Gee Next thing you know Israel is going to break in on the most exciting parts of Lebanese TV Programs to conduct a PBS-style pledge drive, “We can only bring you this quality programming with the help of viewers like you. And if you donate $100 you get a DVD of today’s broadcast of Jews What do they do with their horns at night?”
Lebanon Alleges Israeli Propaganda Campaign
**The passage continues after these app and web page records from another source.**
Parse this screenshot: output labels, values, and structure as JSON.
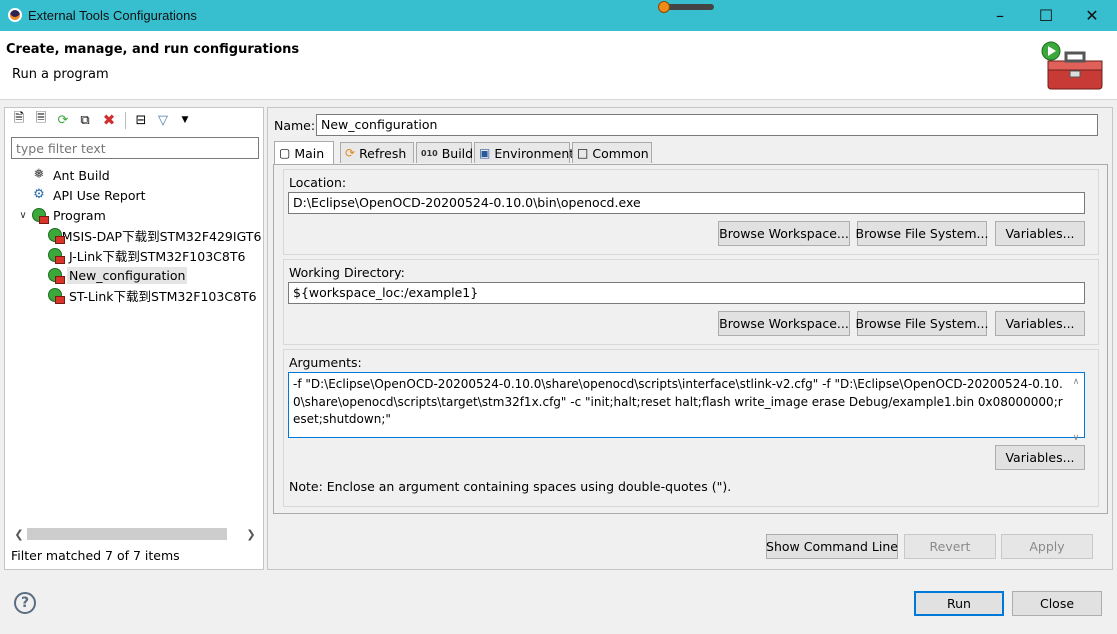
{
  "window": {
    "title": "External Tools Configurations"
  },
  "header": {
    "title": "Create, manage, and run configurations",
    "subtitle": "Run a program"
  },
  "left": {
    "filter_placeholder": "type filter text",
    "tree": [
      {
        "label": "Ant Build",
        "icon": "ant-build-icon",
        "indent": 0,
        "expandable": false,
        "selected": false
      },
      {
        "label": "API Use Report",
        "icon": "api-report-icon",
        "indent": 0,
        "expandable": false,
        "selected": false
      },
      {
        "label": "Program",
        "icon": "program-icon",
        "indent": 0,
        "expandable": true,
        "expanded": true,
        "selected": false
      },
      {
        "label": "CMSIS-DAP下载到STM32F429IGT6",
        "icon": "program-config-icon",
        "indent": 1,
        "selected": false
      },
      {
        "label": "J-Link下载到STM32F103C8T6",
        "icon": "program-config-icon",
        "indent": 1,
        "selected": false
      },
      {
        "label": "New_configuration",
        "icon": "program-config-icon",
        "indent": 1,
        "selected": true
      },
      {
        "label": "ST-Link下载到STM32F103C8T6",
        "icon": "program-config-icon",
        "indent": 1,
        "selected": false
      }
    ],
    "status": "Filter matched 7 of 7 items"
  },
  "right": {
    "name_label": "Name:",
    "name_value": "New_configuration",
    "tabs": [
      {
        "label": "Main",
        "icon": "main-tab-icon",
        "active": true
      },
      {
        "label": "Refresh",
        "icon": "refresh-icon",
        "active": false
      },
      {
        "label": "Build",
        "icon": "build-icon",
        "active": false
      },
      {
        "label": "Environment",
        "icon": "environment-icon",
        "active": false
      },
      {
        "label": "Common",
        "icon": "common-icon",
        "active": false
      }
    ],
    "location": {
      "label": "Location:",
      "value": "D:\\Eclipse\\OpenOCD-20200524-0.10.0\\bin\\openocd.exe",
      "browse_ws": "Browse Workspace...",
      "browse_fs": "Browse File System...",
      "variables": "Variables..."
    },
    "workdir": {
      "label": "Working Directory:",
      "value": "${workspace_loc:/example1}",
      "browse_ws": "Browse Workspace...",
      "browse_fs": "Browse File System...",
      "variables": "Variables..."
    },
    "arguments": {
      "label": "Arguments:",
      "value": "-f \"D:\\Eclipse\\OpenOCD-20200524-0.10.0\\share\\openocd\\scripts\\interface\\stlink-v2.cfg\" -f \"D:\\Eclipse\\OpenOCD-20200524-0.10.0\\share\\openocd\\scripts\\target\\stm32f1x.cfg\" -c \"init;halt;reset halt;flash write_image erase Debug/example1.bin 0x08000000;reset;shutdown;\"",
      "variables": "Variables...",
      "note": "Note: Enclose an argument containing spaces using double-quotes (\")."
    },
    "show_cmd": "Show Command Line",
    "revert": "Revert",
    "apply": "Apply"
  },
  "footer": {
    "run": "Run",
    "close": "Close"
  }
}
By BENNY AVNI, Staff Reporter of the Sun | July 22, 2008 Lebanon is accusing Israel of waging a high-tech propaganda campaign against its citizens using anti-Hezbollah recorded phone calls and mass text messages. The allegations of interference with Lebanon’s telecommunications network, first reported by press outlets affiliated with Hezbollah, were given official weight during the weekend in an official letter from the Lebanese foreign minister, Fawzi Salloukh, to U.N. Secretary-General Ban. A Jerusalem source familiar with Israel’s methods in southern Lebanon dismissed some of the details in Mr. Salloukh’s letter as “highly doubtful.” The finger-pointing comes days after an exchange of bodies and prisoners between Israel and Hezbollah, and as the Shiite organization is increasing its hold over Lebanese politics and strengthening its relations with its patron Syria. Yesterday, during the first visit to Beirut by a high-level Syrian official in three years, Foreign Minister Walid al-Moallem handed a letter to President Suleiman of Lebanon, inviting him to a meeting in the Syrian capital with President al-Assad. Syria occupied Lebanon between 1976 and 2005, and according to its ruling Baath Party doctrine, Lebanon is a Syrian province. The Assad family has long refused to recognize Lebanon’s sovereignty, let alone establish diplomatic relations, as the U.N. Security Council has called for in several resolutions. The reported agreement to begin negotiations over the establishment of such relations could lead to a delineation of borders between the two countries, another council demand that Syria has rejected. Syria considers Lebanon’s new president, Mr. Suleiman, a friendly figure. A former Lebanese army chief, his election was made possible by a Qatar-backed deal to end a months-long standoff that arose from government efforts to dismantle a Hezbollah telecommunications system in areas under the group’s control. As part of the deal, Prime Minister Siniora agreed to allow Hezbollah ministers to enter his government and gave them veto power over any policy decision. Since July 16, when Israel received the bodies of two of its soldiers and Hezbollah secured the release of a convicted murderer, Samir Kuntar, and other prisoners held in Israel, Lebanon has been “subjected to a large scale interference in its communication network originating from Israel,” Mr. Salloukh wrote to Mr. Ban. “Threatening phone calls and instant messages” warn against cooperating with Hezbollah, he added. Such a campaign is an “unacceptable infringement” and a violation of Security Council resolutions, Mr. Salloukh wrote. “The messages always ended with ‘state of Israel,'” he wrote. Press outlets in the region have reported that since the 2006 war between Israel and Hezbollah, Israel has used bulk text messages and robo-calls to turn the Lebanese against the Shiite group, which it considers a terrorist organization. “It is highly doubtful that we would admit to it by ending such calls with a ‘state of Israel’ artist signature,” an official in Jerusalem familiar with such tactics said. The official, who requested anonymity, called the letter’s veracity “suspect at best.”